D-A Says Charges May Be Filed Today Against Former Skiatook Coach

Thursday, August 24th 2000, 12:00 am
By: News On 6

There are new developments in the case against a Skiatook High School coach who's accused of videotaping girls changing clothes in a locker room. By now the videotape of former Skiatook High School coach Harry Red Eagle Junior setting up a video camera has been shown on television newscasts dozens of times. For three weeks, the girls featured in later parts of the tape, and two other videotapes, have wondered what will happen next in the case. A meeting Wednesday afternoon between law enforcement officials and the video voyeurism victims at the Skiatook Police Department addressed many of their concerns. "I think most of the girls are very embarrassed and they're very concerned that there may be other tapes out there that they don't know about," said Osage County District Attorney Larry Stuart.

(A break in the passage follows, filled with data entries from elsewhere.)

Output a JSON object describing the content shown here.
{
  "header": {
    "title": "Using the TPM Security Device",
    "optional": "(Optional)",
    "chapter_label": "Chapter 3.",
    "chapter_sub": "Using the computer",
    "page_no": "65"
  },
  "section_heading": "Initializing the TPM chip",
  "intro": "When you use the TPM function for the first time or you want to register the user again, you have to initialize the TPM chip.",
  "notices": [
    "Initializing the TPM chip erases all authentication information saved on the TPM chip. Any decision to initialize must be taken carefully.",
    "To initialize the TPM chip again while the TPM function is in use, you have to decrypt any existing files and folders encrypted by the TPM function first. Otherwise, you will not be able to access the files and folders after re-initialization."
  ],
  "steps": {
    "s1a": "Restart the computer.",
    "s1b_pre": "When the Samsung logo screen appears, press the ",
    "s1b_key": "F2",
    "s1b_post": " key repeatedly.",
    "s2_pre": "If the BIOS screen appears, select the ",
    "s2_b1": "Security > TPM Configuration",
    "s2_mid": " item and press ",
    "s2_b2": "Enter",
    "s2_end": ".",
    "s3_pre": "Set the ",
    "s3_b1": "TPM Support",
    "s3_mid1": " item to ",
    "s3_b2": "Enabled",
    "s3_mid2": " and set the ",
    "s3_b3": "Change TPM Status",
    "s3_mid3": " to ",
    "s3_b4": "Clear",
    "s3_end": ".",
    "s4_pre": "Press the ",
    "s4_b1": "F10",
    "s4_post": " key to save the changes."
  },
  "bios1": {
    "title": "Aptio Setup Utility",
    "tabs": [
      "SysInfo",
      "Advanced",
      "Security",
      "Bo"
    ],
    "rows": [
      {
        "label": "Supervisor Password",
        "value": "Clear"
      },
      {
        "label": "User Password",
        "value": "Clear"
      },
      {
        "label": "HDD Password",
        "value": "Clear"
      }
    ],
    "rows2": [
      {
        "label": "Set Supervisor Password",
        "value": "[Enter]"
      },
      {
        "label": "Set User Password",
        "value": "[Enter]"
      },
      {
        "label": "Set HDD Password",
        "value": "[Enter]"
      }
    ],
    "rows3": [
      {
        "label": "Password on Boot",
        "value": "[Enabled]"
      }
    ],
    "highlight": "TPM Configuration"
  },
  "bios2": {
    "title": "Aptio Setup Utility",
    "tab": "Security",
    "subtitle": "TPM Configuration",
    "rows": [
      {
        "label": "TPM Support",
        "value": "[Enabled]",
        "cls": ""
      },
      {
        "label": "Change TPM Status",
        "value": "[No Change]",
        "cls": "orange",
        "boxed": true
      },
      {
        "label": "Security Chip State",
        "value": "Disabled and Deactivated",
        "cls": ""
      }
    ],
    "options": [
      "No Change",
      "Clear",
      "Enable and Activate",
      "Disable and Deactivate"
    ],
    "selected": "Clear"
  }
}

Stuart also said that there is no evidence of additional videotapes. However, there's also no clear law saying Red Eagle Junior’s actions were illegal. “The charges deal with viewing minor children and viewing the private parts of minor children," Stuart explained. If all of the victims were over the age of sixteen, Red Eagle Junior may have gone uncharged after videotaping them in private moments. "At least two of the counts will be to show that Mr. Red Eagle did in fact take the video himself,” Stuart said. “And that he was viewing the children and their private parts. Basically, it's for lewd and lascivious purposes. And I think using that and other portions of the tapes that are there, I think his intent will be shown."
Stuart says at least two felony charges could be filed against Red Eagle Junior Thursday.

Red Eagle Junior resigned his job once the tapes surfaced. He hasn't been seen since.
Stuart says he expects Red Eagle to turn himself in.

Some parents told News on Six reporter Tammy Marlar that they were shocked when they learned it is not illegal to videotape students in their private moments. Two Skiatook-area legislators are planning to do something about that. State representatives Phil Ostrander and Joe Sweeden are pushing for new legislation that would make video voyeurism in a school or any public facility a felony regardless of the victim's age.